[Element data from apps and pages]

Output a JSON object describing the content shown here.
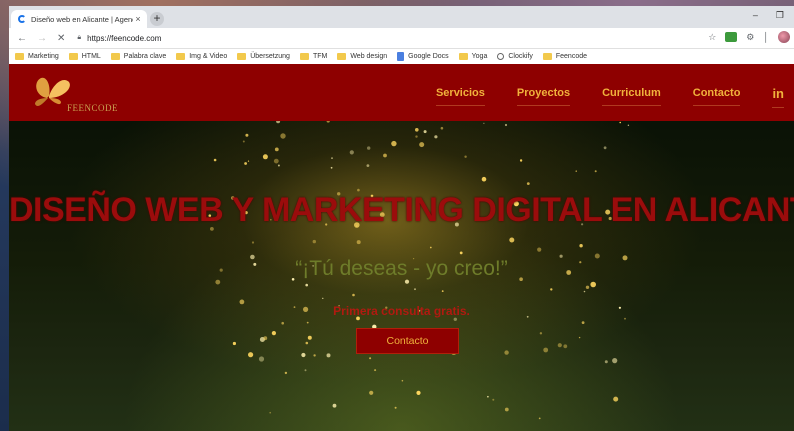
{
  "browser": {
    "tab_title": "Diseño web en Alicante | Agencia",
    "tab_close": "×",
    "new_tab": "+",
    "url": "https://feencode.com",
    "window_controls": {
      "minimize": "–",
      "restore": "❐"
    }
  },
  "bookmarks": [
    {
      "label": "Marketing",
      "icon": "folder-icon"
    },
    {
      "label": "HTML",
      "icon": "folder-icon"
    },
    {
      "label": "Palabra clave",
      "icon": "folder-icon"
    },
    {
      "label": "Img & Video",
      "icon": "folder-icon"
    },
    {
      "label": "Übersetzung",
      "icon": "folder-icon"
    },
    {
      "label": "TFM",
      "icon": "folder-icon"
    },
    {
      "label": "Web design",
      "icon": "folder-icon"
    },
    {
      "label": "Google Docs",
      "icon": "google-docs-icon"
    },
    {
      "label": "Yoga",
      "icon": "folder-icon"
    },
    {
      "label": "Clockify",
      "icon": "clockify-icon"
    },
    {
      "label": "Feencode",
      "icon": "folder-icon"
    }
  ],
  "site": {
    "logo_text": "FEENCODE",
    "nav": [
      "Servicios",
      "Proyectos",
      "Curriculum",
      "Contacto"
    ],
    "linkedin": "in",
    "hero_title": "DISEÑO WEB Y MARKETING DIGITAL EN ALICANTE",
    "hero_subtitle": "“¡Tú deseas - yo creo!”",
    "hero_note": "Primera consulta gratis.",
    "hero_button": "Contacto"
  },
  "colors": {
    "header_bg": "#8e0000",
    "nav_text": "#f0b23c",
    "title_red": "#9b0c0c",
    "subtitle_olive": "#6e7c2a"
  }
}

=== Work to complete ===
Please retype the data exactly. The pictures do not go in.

=== Solution to this task ===
Output a JSON object describing the content shown here.
{
  "browser": {
    "tab_title": "Diseño web en Alicante | Agencia",
    "tab_close": "×",
    "new_tab": "+",
    "url": "https://feencode.com",
    "window_controls": {
      "minimize": "–",
      "restore": "❐"
    }
  },
  "bookmarks": [
    {
      "label": "Marketing",
      "icon": "folder-icon"
    },
    {
      "label": "HTML",
      "icon": "folder-icon"
    },
    {
      "label": "Palabra clave",
      "icon": "folder-icon"
    },
    {
      "label": "Img & Video",
      "icon": "folder-icon"
    },
    {
      "label": "Übersetzung",
      "icon": "folder-icon"
    },
    {
      "label": "TFM",
      "icon": "folder-icon"
    },
    {
      "label": "Web design",
      "icon": "folder-icon"
    },
    {
      "label": "Google Docs",
      "icon": "google-docs-icon"
    },
    {
      "label": "Yoga",
      "icon": "folder-icon"
    },
    {
      "label": "Clockify",
      "icon": "clockify-icon"
    },
    {
      "label": "Feencode",
      "icon": "folder-icon"
    }
  ],
  "site": {
    "logo_text": "FEENCODE",
    "nav": [
      "Servicios",
      "Proyectos",
      "Curriculum",
      "Contacto"
    ],
    "linkedin": "in",
    "hero_title": "DISEÑO WEB Y MARKETING DIGITAL EN ALICANTE",
    "hero_subtitle": "“¡Tú deseas - yo creo!”",
    "hero_note": "Primera consulta gratis.",
    "hero_button": "Contacto"
  },
  "colors": {
    "header_bg": "#8e0000",
    "nav_text": "#f0b23c",
    "title_red": "#9b0c0c",
    "subtitle_olive": "#6e7c2a"
  }
}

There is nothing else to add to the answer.